This tutorial will tell you how to test if you are infected with worms, trojans and other types of malware. You’ll also learn how to run dos programs in a for loop ….
Lets say we wanted to loop over and over watching for port 80 connections (perhaps we are looking for a worm and trying to find out where it connects to, or we want to investigate all connections that our computer is making without our permission/knowledge). This is a typical method of investigating for spyware infections…
Port 80 is a web server, and most worms and malware connect via HTTP (a web server on port 80), or HTTPS (an encrypted webserver on port 443). In reality though spyware can connect to any port, these are simply the most common. We could simply look for “TCP” connections and find which ports they are using. Anyway, assuming it’s port 80 you are looking for:
In Linux, you’d simply type:
shell>watch "netstat -ano |grep ':80'"
In winblow$ though, there isn’t such a command as “watch” by default. There is a several hacks available on the resource cd, but that’s not a default install for most users… So, lets expand our example and pretend we want to see all connections to port 80, on a windows box:
netstat -ano | find ":80"
This will show you what happens at that moment, but won’t allow you to monitor unless you up arrow and run the command over and over …. bleh
So, put it in a for loop:
for /L %1 in (0,0,0) do netstat -ano|find ":80"
But this scrolls by like a jack rabbit on crack when I open up a browser, so we’ll slow it down with a ping in between each loop using the && operator
We’ll ping the multicast address of 188.8.131.52 once (-n 1) and then wait 2000 milliseconds (2 seconds, -w 2000). This is a hack that allows us to pause for 2 seconds:
ping -n 1 -w 2000 184.108.40.206

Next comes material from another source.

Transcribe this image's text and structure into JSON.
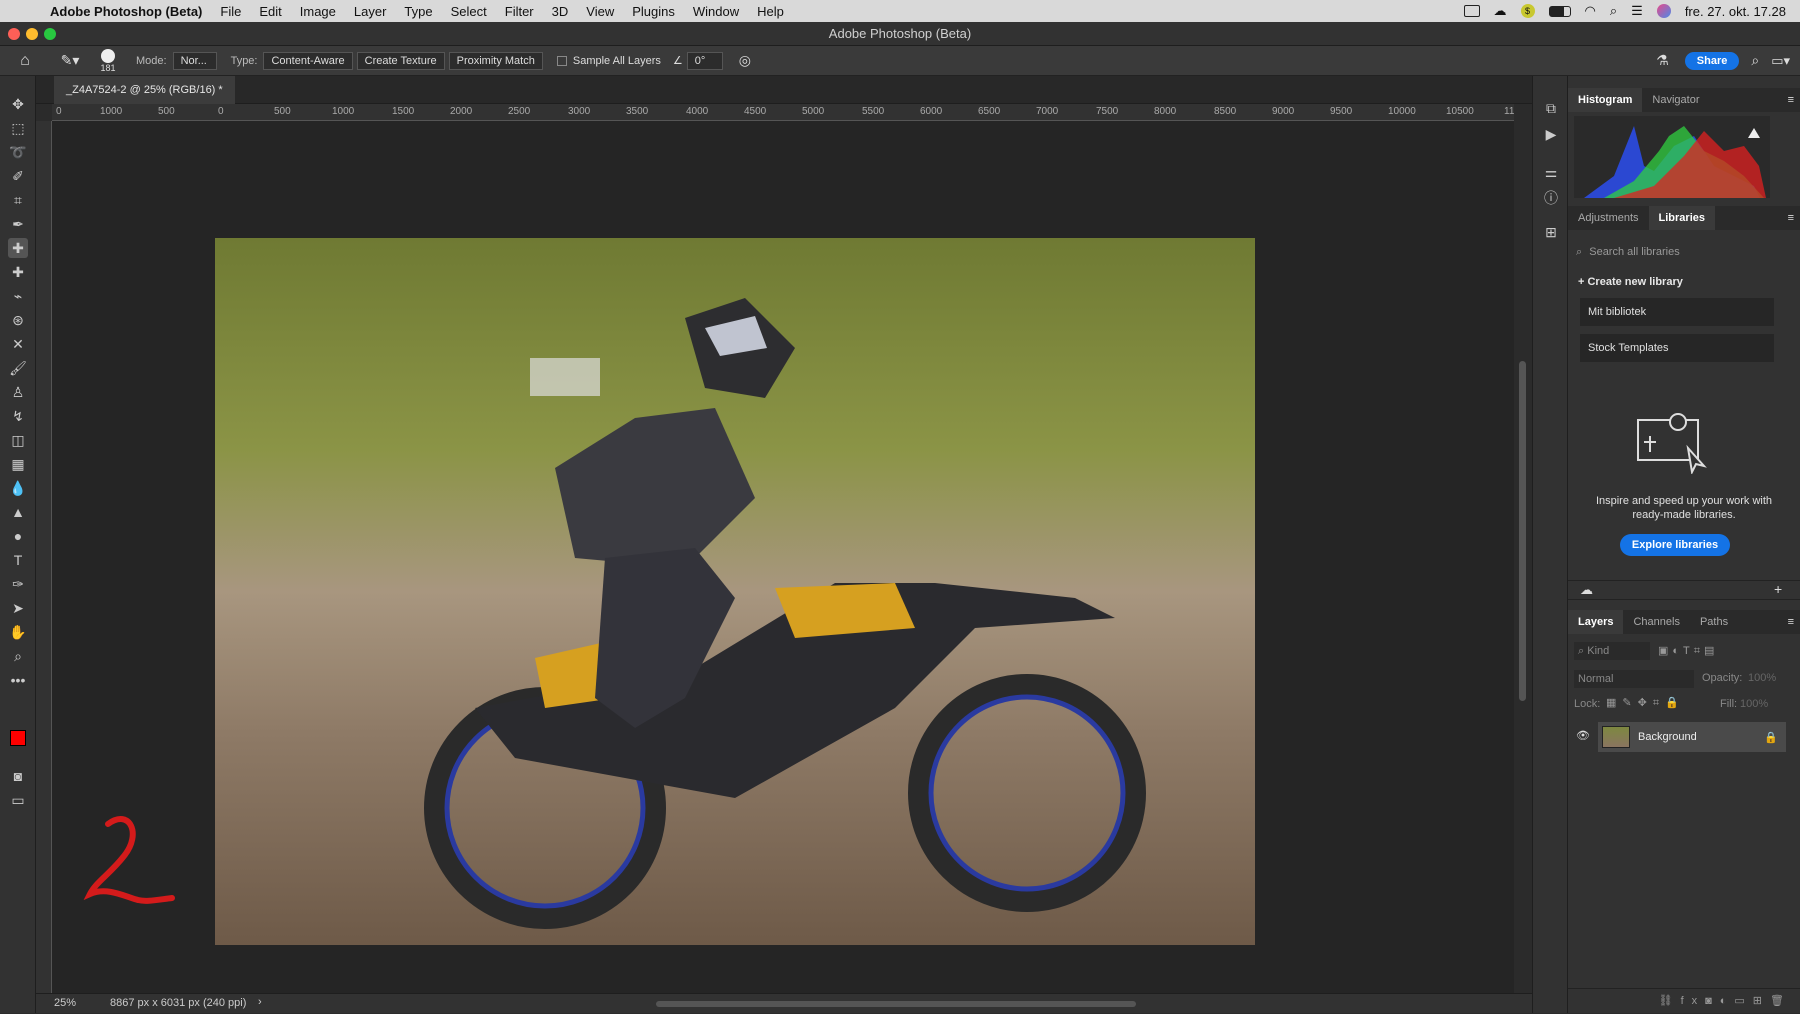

And to use the loop, the command and the pause all together:
for /L %i in (0,0,0) do netstat -ano|find ":80" && @ping -n 1 -w 2000 220.127.116.11
It’s slow now, and readable, but it’s ugly still and will be difficult to monitor casually, so I’m going to use @, cls and NUL to erase data I don’t want see, making changes easier to see, so final tweaks:

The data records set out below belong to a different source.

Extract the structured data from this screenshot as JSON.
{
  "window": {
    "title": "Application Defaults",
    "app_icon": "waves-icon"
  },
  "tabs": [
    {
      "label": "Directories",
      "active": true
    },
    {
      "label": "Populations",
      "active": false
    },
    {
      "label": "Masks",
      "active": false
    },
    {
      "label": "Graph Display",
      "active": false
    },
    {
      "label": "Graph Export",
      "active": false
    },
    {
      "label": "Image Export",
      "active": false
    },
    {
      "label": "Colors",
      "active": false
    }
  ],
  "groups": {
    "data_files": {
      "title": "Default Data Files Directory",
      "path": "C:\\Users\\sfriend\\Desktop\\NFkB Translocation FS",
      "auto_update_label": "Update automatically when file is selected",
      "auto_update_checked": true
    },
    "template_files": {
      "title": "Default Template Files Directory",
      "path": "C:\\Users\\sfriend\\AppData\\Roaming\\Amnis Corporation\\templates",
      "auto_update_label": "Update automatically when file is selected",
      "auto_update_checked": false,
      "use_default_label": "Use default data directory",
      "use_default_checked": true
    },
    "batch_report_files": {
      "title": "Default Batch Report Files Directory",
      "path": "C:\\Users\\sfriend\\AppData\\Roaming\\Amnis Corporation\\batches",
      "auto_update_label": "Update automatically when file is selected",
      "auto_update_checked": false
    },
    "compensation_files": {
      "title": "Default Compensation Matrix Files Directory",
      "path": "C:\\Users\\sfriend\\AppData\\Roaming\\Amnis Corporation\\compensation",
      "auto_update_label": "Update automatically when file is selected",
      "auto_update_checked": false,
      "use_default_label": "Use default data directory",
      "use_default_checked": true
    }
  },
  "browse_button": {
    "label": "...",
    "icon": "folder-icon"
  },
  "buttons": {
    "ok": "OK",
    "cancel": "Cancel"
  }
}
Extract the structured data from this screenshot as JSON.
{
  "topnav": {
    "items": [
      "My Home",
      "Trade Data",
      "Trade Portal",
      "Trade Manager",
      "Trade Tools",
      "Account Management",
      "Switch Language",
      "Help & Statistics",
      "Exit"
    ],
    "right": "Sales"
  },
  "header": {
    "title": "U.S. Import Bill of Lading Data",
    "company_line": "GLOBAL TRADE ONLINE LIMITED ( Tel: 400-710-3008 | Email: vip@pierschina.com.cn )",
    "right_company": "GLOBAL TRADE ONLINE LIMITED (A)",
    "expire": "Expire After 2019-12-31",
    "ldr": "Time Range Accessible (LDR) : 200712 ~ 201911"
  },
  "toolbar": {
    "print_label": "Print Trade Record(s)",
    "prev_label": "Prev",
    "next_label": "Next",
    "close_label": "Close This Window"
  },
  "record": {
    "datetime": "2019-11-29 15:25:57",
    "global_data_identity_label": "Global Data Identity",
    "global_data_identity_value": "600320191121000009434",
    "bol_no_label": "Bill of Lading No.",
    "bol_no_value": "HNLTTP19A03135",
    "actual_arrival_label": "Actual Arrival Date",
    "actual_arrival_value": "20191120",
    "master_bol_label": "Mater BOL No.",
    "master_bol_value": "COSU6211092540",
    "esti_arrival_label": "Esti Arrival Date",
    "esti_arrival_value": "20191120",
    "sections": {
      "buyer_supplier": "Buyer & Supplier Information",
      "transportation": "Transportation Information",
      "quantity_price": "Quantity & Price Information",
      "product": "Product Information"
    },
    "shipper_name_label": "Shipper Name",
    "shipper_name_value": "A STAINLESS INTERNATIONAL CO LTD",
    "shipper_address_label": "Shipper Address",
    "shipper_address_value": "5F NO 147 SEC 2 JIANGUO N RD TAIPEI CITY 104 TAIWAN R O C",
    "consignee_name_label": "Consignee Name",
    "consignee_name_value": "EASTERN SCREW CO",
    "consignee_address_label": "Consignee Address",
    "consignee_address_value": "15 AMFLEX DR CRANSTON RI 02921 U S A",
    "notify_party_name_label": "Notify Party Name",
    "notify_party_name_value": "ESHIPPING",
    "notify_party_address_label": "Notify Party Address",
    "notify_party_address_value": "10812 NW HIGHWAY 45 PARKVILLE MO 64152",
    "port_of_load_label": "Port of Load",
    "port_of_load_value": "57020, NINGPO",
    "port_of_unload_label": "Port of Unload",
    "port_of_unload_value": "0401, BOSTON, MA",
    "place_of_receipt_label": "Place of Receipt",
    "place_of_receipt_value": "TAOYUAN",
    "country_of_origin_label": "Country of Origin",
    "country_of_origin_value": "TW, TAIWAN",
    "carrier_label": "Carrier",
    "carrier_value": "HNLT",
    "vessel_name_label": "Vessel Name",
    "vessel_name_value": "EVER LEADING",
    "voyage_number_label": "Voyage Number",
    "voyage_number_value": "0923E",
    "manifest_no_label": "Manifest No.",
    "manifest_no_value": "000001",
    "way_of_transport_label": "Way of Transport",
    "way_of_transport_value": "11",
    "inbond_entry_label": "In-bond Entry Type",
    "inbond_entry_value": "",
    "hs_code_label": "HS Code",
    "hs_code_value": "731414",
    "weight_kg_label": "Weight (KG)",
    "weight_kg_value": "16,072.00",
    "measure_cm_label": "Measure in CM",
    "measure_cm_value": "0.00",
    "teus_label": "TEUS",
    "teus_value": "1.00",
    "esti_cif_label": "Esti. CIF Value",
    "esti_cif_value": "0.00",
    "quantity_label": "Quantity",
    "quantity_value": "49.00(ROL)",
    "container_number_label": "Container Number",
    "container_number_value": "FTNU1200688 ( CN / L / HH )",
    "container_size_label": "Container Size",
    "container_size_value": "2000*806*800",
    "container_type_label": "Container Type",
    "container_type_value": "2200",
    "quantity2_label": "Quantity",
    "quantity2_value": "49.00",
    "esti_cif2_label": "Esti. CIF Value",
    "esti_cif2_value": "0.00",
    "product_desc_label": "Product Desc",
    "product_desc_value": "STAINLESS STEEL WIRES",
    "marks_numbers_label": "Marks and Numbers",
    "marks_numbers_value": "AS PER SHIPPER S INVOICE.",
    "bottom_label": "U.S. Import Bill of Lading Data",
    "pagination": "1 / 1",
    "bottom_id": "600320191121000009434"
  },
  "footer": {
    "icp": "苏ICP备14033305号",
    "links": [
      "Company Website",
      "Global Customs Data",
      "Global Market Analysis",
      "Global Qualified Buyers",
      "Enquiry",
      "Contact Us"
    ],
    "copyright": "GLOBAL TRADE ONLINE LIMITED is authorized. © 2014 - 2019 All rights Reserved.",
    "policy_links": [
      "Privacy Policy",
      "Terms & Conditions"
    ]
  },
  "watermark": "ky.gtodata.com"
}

for /L %i in (0,0,0) do @cls && netstat -ano|find ":80" && @ping -n 1 -w 2000 18.104.22.168 >NUL && @cls
And a few seconds later, if we keep monitoring (wait for the TCP connections that I initiated to time out):
Find out what port you are looking for and it will tell you what ip address it’s communicating to.

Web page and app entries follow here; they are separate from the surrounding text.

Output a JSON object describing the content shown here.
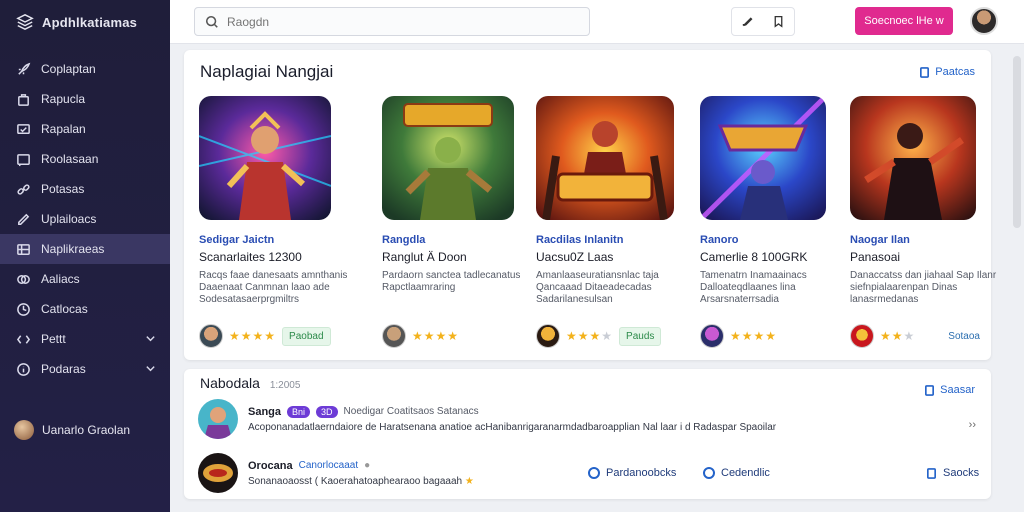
{
  "app": {
    "title": "Apdhlkatiamas"
  },
  "sidebar": {
    "items": [
      {
        "label": "Coplaptan",
        "icon": "rocket-icon"
      },
      {
        "label": "Rapucla",
        "icon": "bag-icon"
      },
      {
        "label": "Rapalan",
        "icon": "monitor-icon"
      },
      {
        "label": "Roolasaan",
        "icon": "video-icon"
      },
      {
        "label": "Potasas",
        "icon": "link-icon"
      },
      {
        "label": "Uplailoacs",
        "icon": "edit-icon"
      },
      {
        "label": "Naplikraeas",
        "icon": "grid-icon"
      },
      {
        "label": "Aaliacs",
        "icon": "rings-icon"
      },
      {
        "label": "Catlocas",
        "icon": "clock-icon"
      },
      {
        "label": "Pettt",
        "icon": "code-icon"
      },
      {
        "label": "Podaras",
        "icon": "info-icon"
      }
    ],
    "active_index": 6,
    "user": "Uanarlo Graolan"
  },
  "topbar": {
    "search_placeholder": "Raogdn",
    "cta_label": "Soecnoec lHe  w"
  },
  "featured": {
    "title": "Naplagiai Nangjai",
    "see_all": "Paatcas",
    "cards": [
      {
        "title": "Sedigar Jaictn",
        "subtitle": "Scanarlaites 12300",
        "desc": "Racqs faae danesaats amnthanis Daaenaat Canmnan laao ade Sodesatasaerprgmiltrs",
        "rating": 4,
        "action": "Paobad",
        "action_type": "pill"
      },
      {
        "title": "Rangdla",
        "subtitle": "Ranglut Ä Doon",
        "desc": "Pardaorn sanctea tadlecanatus Rapctlaamraring",
        "rating": 4,
        "action": "",
        "action_type": "none"
      },
      {
        "title": "Racdilas Inlanitn",
        "subtitle": "Uacsu0Z  Laas",
        "desc": "Amanlaaseuratiansnlac taja Qancaaad Ditaeadecadas Sadarilanesulsan",
        "rating": 2.5,
        "action": "Pauds",
        "action_type": "pill"
      },
      {
        "title": "Ranoro",
        "subtitle": "Camerlie  8 100GRK",
        "desc": "Tamenatrn  Inamaainacs Dalloateqdlaanes lina Arsarsnaterrsadia",
        "rating": 3.5,
        "action": "",
        "action_type": "none"
      },
      {
        "title": "Naogar Ilan",
        "subtitle": "Panasoai",
        "desc": "Danaccatss dan jiahaal Sap Ilanr  siefnpialaarenpan Dinas lanasrmedanas",
        "rating": 2.5,
        "action": "Sotaoa",
        "action_type": "link"
      }
    ]
  },
  "recent": {
    "title": "Nabodala",
    "count": "1:2005",
    "see_all": "Saasar",
    "rows": [
      {
        "name": "Sanga",
        "tag1": "Bni",
        "tag2": "3D",
        "meta": "Noedigar Coatitsaos Satanacs",
        "text": "Acoponanadatlaerndaiore de Haratsenana  anatioe acHanibanrigaranarmdadbaroapplian Nal laar i d Radaspar Spaoilar"
      },
      {
        "name": "Orocana",
        "link": "Canorlocaaat",
        "meta": "",
        "text": "Sonanaoaosst  ( Kaoerahatoaphearaoo bagaaah",
        "action_a": "Pardanoobcks",
        "action_b": "Cedendlic",
        "action_c": "Saocks"
      }
    ]
  }
}
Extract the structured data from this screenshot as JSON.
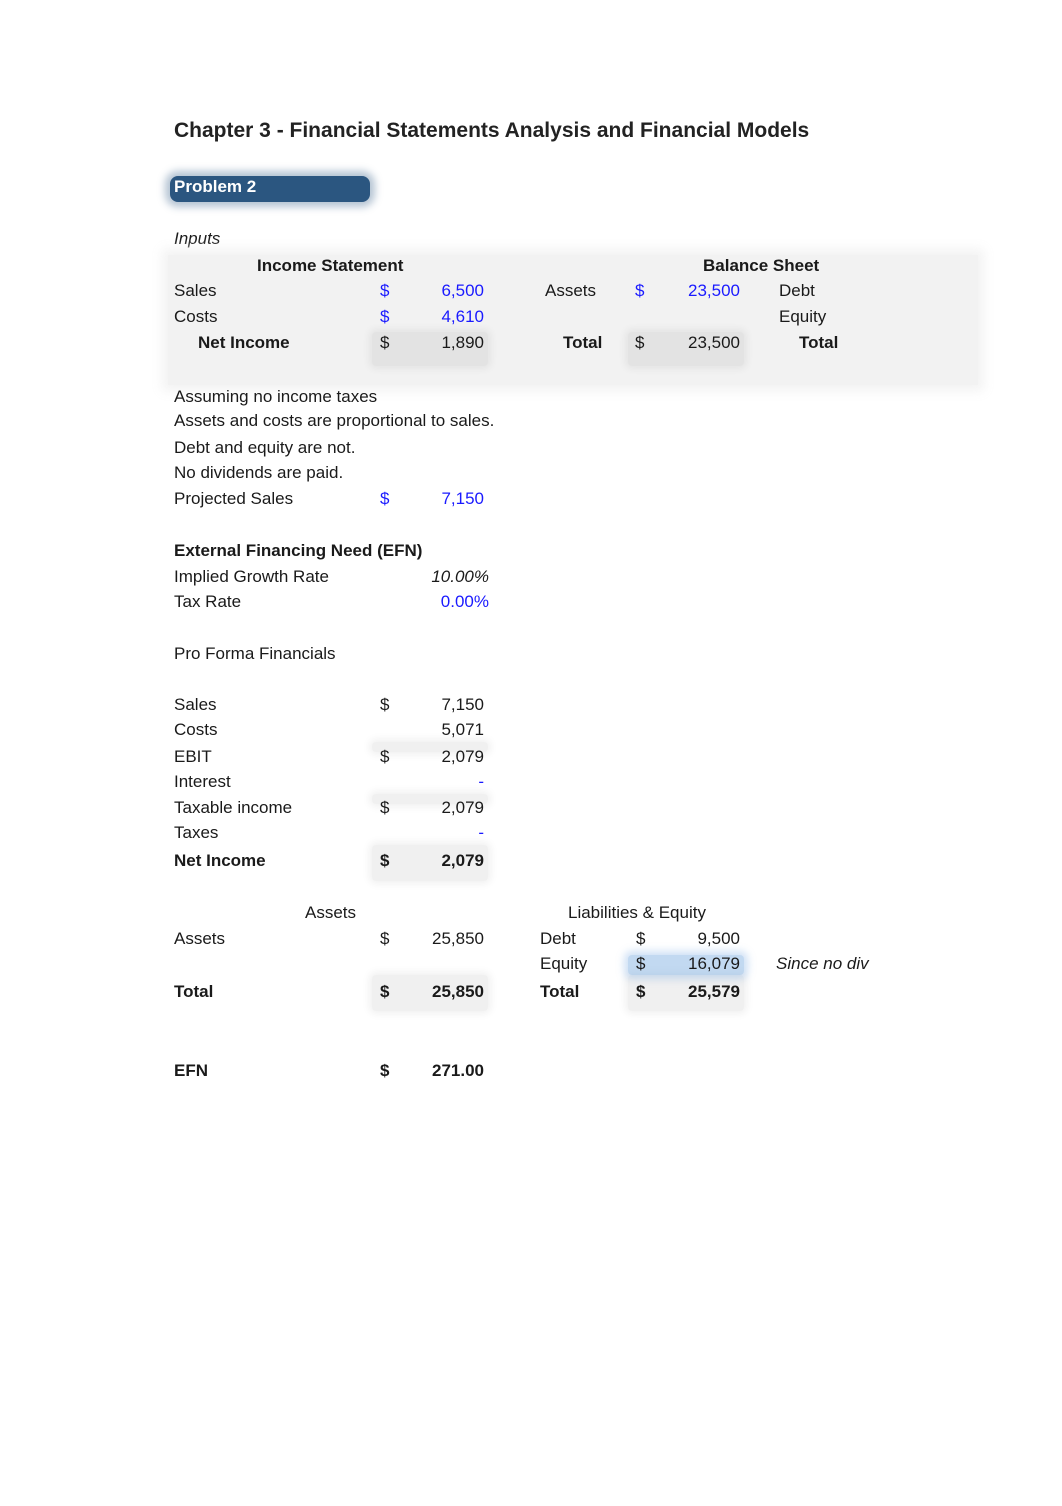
{
  "title": "Chapter 3 - Financial Statements Analysis and Financial Models",
  "problem_label": "Problem 2",
  "inputs": {
    "label": "Inputs",
    "income_statement": {
      "header": "Income Statement",
      "rows": [
        {
          "label": "Sales",
          "currency": "$",
          "value": "6,500"
        },
        {
          "label": "Costs",
          "currency": "$",
          "value": "4,610"
        },
        {
          "label": "Net Income",
          "currency": "$",
          "value": "1,890"
        }
      ]
    },
    "balance_sheet": {
      "header": "Balance Sheet",
      "assets_label": "Assets",
      "assets_currency": "$",
      "assets_value": "23,500",
      "total_label": "Total",
      "total_currency": "$",
      "total_value": "23,500",
      "debt_label": "Debt",
      "equity_label": "Equity",
      "liab_total_label": "Total"
    }
  },
  "assumptions": [
    "Assuming no income taxes",
    "Assets and costs are proportional to sales.",
    "Debt and equity are not.",
    "No dividends are paid."
  ],
  "projected_sales": {
    "label": "Projected Sales",
    "currency": "$",
    "value": "7,150"
  },
  "efn_section": {
    "header": "External Financing Need (EFN)",
    "growth_label": "Implied Growth Rate",
    "growth_value": "10.00%",
    "tax_label": "Tax Rate",
    "tax_value": "0.00%"
  },
  "pro_forma": {
    "header": "Pro Forma Financials",
    "rows": [
      {
        "label": "Sales",
        "currency": "$",
        "value": "7,150"
      },
      {
        "label": "Costs",
        "currency": "",
        "value": "5,071"
      },
      {
        "label": "EBIT",
        "currency": "$",
        "value": "2,079"
      },
      {
        "label": "Interest",
        "currency": "",
        "value": "-"
      },
      {
        "label": "Taxable income",
        "currency": "$",
        "value": "2,079"
      },
      {
        "label": "Taxes",
        "currency": "",
        "value": "-"
      },
      {
        "label": "Net Income",
        "currency": "$",
        "value": "2,079"
      }
    ]
  },
  "pro_forma_bs": {
    "assets_header": "Assets",
    "liab_header": "Liabilities & Equity",
    "assets_label": "Assets",
    "assets_currency": "$",
    "assets_value": "25,850",
    "assets_total_label": "Total",
    "assets_total_currency": "$",
    "assets_total_value": "25,850",
    "debt_label": "Debt",
    "debt_currency": "$",
    "debt_value": "9,500",
    "equity_label": "Equity",
    "equity_currency": "$",
    "equity_value": "16,079",
    "equity_note": "Since no div",
    "liab_total_label": "Total",
    "liab_total_currency": "$",
    "liab_total_value": "25,579"
  },
  "efn": {
    "label": "EFN",
    "currency": "$",
    "value": "271.00"
  }
}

For example, if you were watching for all TCP connections you’d instead say:
for /L %i in (0,0,0) do @cls && netstat -ano | find "TCP" && @ping -n 1 -w 2000 22.214.171.124 >NUL && @cls
And just a few seconds later after most of the connects have timed out:
for /L %i in (0,0,0) do @cls && netstat -ano | find ":22" && @ping -n 1 -w 2000 126.96.36.199 >NUL && @cls
for /L %i in (0,0,0) do @cls && netstat -ano | find ":21" && @ping -n 1 -w 2000 188.8.131.52 >NUL && @cls
for /L %i in (0,0,0) do @cls && netstat -ano | find ":3389" && @ping -n 1 -w 2000 184.108.40.206 >NUL && @cls
Be creative and you can use a loop to find and monitor for useful information, such as all TCP connections, that are not Ipv6 (here I use another find, but this time I use it to remove [::], which is an ipv6 connection:
for /L %i in (0,0,0) do @cls && netstat -ano|find "TCP"|find /V "::" && @ping -n 1 -w 2000 220.127.116.11 >NUL && @cls
Simply replace the green text with whatever commands/parameters you want to monitor and this dos 1 liner will monitor it for you in real time. You can adjust the ping -n 1 -w 2000 18.104.22.168 line to be some other number if you want screen updates to happen faster or slower. Each 1000 ms is a second. So to do a 10 second wait: ping -n 1 -w 10000 22.214.171.124
So … we found a connection and don’t know what it’s to. What do you do? First, use task manager and look at the Process ID. We’ll use the line above and look for the PID of 1116.
We can see that 1116 in the PID column is safe, it’s our virus scanner (Google AvastSvc.exe to verify and make sure you have avast.com free antivirus installed.)
We can also look at the established connections using nslookup to find out who owns the ip address. That will often give a great clue as to what you are connected to. Scroll up and look at the established connection for 126.96.36.199, who owns it and why is process id 2648 (chrome web browser) connected to it?
Common sense should tell me to go look at my chrome browser and see what might be https (netstat shows it’s connected on port 443, which is https), but lets assume that it’s not chrome and it’s some program in the background that is connecting to some ip address without my knowledge, here is how I’d find out who that remote ip address is:
This says that the root domain is 1e100.net, and if I do a lookup on http://whois.sc or any other domain lookup tool it tells me that it’s owned by google. As I’m connected to gmail on https, this established connection makes perfect sense and I don’t need to investigate further.